TRUTH IN THE INWARD PARTS IS NOT PROPOSITIONAL. NOR IS IT CONFESSIONAL.

"Ye will not come unto me that ye might have life." This saying of Jesus mingled itself with his brooding, and by and by, though yet he was brooding rather than meditating, the form of Jesus had gathered, in the stillness of his mental quiescence, so much of reality that at length he found himself thinking of him as of a true-hearted man, mightily in earnest to help his fellows, who could not get them to mind what he told them. "Ah!" said the curate to himself, "if I had but seen him, would not I have minded him!—would I not have haunted his steps, with question upon question, until I got at the truth!"

TRUTH IN THE INWARD PARTS IS ACTIONAL: WILLING TO DO HIS WILL—DOING A THING JUST BECAUSE HE SAYS.

"Yet here have I, all these years, been calling myself a Christian, ministering, forsooth, in the temple of Christ, as if he were a heathen divinity, who cared for songs and prayers and sacrifices, and cannot honestly say I ever once in my life did a thing because he said so, although the record is full of his earnest, even pleading words!
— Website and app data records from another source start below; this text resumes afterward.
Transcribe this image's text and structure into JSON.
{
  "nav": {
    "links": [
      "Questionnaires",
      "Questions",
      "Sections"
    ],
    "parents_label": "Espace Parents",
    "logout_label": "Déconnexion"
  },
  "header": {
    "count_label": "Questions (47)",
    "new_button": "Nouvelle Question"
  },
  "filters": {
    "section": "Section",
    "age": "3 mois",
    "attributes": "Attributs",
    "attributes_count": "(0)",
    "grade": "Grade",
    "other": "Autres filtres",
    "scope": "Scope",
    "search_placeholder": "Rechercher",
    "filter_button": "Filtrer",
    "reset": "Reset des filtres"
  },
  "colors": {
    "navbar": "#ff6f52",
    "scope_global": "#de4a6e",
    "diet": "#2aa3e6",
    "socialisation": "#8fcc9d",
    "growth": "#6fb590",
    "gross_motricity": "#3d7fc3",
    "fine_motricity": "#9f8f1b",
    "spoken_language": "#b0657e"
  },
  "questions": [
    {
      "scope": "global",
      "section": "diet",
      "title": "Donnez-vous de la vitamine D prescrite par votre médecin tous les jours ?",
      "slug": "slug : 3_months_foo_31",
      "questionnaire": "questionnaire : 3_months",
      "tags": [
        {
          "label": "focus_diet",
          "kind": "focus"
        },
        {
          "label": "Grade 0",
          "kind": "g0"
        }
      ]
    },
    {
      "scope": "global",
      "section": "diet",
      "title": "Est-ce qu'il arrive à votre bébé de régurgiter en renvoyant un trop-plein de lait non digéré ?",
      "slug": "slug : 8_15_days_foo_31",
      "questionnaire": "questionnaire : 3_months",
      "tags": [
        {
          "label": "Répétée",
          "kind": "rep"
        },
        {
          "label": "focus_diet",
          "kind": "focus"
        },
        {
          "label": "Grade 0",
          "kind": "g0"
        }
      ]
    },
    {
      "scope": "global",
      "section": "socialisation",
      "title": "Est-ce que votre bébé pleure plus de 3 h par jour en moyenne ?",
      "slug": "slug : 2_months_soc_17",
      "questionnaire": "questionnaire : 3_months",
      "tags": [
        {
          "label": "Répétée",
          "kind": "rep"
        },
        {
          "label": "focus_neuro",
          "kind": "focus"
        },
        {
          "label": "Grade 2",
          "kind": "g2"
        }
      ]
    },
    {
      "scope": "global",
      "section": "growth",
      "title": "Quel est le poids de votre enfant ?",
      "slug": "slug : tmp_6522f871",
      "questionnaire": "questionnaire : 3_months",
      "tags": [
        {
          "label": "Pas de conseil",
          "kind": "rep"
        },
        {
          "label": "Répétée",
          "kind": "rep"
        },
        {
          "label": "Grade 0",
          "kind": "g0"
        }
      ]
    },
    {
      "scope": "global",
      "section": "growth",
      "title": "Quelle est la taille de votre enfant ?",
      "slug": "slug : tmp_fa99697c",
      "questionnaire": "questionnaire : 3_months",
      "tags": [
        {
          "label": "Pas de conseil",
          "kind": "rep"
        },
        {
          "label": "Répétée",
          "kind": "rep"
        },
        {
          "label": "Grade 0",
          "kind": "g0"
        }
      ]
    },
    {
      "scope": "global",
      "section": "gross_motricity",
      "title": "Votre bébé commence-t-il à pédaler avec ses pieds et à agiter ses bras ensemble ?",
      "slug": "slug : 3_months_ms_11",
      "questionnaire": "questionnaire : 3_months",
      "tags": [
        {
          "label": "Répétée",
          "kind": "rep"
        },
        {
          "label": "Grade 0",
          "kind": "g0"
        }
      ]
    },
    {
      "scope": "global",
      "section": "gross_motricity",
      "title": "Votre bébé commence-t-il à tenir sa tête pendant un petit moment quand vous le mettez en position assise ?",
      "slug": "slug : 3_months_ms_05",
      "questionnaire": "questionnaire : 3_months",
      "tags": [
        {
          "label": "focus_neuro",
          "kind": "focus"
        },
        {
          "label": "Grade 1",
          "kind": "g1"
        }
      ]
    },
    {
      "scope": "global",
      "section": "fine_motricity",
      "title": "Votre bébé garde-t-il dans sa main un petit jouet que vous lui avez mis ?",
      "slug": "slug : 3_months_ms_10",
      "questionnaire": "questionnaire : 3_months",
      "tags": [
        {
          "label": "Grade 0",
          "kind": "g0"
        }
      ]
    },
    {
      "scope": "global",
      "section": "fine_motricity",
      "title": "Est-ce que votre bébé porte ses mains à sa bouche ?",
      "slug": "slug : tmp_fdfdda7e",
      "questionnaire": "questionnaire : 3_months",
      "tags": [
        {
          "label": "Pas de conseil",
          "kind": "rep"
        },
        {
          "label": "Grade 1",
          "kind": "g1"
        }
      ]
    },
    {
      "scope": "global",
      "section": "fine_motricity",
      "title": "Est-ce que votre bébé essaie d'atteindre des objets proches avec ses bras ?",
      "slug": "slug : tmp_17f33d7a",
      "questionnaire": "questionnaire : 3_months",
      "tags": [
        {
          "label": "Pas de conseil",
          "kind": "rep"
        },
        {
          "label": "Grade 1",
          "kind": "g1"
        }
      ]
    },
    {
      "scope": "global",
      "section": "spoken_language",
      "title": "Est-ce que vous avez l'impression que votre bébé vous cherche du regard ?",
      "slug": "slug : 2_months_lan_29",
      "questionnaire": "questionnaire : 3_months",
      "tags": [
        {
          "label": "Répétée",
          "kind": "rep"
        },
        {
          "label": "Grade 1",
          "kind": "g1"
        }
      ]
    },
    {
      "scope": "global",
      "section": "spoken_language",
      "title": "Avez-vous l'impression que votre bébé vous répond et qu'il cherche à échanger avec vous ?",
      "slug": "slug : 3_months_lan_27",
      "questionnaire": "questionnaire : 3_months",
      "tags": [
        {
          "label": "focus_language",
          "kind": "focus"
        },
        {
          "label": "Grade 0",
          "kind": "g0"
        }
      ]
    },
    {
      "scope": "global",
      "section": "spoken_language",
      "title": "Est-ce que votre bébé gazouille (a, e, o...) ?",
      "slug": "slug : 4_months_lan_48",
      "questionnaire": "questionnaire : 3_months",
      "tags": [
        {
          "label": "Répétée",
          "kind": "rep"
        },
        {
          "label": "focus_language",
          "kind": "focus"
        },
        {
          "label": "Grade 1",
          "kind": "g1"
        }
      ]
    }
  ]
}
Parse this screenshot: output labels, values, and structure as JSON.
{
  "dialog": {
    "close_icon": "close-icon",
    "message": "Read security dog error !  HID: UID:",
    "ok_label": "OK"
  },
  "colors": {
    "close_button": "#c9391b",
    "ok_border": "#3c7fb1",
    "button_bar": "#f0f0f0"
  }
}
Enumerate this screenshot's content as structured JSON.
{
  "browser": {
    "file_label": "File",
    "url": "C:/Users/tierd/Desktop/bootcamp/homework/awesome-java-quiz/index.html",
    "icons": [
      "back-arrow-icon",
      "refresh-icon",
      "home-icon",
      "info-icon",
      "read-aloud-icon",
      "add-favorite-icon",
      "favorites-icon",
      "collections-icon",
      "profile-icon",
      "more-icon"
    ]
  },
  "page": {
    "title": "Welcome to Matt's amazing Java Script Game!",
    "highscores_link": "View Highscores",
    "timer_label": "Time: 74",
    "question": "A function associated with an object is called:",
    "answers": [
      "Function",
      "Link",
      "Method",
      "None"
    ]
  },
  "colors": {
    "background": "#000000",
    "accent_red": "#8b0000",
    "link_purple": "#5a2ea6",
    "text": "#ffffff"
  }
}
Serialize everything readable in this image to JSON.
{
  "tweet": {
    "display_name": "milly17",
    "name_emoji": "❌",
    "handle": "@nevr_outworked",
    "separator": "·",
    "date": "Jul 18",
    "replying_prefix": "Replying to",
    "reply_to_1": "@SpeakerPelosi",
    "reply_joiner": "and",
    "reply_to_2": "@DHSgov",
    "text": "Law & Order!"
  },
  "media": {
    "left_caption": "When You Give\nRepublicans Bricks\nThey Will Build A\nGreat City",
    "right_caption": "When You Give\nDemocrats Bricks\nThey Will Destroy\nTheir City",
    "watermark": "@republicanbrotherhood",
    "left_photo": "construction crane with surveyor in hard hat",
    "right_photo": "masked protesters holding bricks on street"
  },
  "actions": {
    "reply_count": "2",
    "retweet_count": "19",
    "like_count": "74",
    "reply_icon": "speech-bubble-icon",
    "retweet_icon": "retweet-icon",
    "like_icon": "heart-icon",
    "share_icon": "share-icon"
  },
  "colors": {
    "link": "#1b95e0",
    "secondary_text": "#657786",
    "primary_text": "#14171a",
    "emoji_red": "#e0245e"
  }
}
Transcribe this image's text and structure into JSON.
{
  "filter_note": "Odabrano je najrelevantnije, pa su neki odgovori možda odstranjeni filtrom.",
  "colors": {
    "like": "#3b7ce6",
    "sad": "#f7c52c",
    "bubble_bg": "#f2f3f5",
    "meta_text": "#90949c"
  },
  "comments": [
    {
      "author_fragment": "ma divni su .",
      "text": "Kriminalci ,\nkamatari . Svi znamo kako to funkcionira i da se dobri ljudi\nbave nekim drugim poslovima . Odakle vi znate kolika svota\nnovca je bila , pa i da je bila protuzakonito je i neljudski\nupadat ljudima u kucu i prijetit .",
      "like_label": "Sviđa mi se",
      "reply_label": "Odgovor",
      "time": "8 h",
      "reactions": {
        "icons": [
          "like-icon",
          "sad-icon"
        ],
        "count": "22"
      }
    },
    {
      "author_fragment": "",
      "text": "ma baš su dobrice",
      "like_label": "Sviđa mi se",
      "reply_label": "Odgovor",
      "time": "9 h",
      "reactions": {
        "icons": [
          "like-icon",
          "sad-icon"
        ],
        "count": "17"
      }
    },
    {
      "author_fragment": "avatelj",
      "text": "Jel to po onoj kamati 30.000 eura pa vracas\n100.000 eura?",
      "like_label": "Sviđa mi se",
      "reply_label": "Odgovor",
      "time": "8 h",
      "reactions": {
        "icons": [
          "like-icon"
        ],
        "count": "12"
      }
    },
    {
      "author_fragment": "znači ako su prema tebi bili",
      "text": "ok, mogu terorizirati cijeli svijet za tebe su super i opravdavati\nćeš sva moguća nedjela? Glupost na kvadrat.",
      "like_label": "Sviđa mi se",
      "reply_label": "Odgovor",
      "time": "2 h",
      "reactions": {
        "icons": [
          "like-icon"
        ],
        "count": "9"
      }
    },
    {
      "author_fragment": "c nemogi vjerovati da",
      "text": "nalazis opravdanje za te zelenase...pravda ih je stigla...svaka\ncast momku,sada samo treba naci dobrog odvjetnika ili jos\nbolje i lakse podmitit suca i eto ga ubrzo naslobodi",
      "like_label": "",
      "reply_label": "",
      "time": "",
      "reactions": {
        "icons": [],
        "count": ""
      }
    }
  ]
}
I have NOT been an honest man, and how should a dishonest man be a judge over that man who said he was the Christ of God? Would it be any wonder if the things he uttered should be too high and noble to be by such a man recognized as truth?"

With this, yet another saying dawned upon, him: IF ANY MAN WILL DO HIS WILL, HE SHALL KNOW OF THE DOCTRINE, WHETHER IT BE OF GOD, OR WHETHER I SPEAK OF MYSELF. He went into a place of prayer and shut to the door—came out again, and went straight to visit a certain grievous old woman.

Selah.
 

George MacDonald, The Curate’s Awakening, “Chapter XXXI: The Curate Makes a Discovery.

Wednesday, October 19, 2016

Lord, make me honest

LORD, MAKE ME HONEST

“I am sure Mr. Faber is honest,” said Helen. “That is much to say for any man,” returned the curate. “If any man is, then,” adjusted Juliet. “That is a great IF,” rejoined Wingfold. “—Are you honest, Helen?” he added, turning to his wife. “No,” she answered, “But I am honester than I was a year ago.” “So am I,” said her husband. “And I hope to be honester yet before another is over. It's a big thing to say, ‘I am honest.’”




Selah.

George MacDonald, The Lady’s Confession, "Chapter XVIII: The Park at Nestley."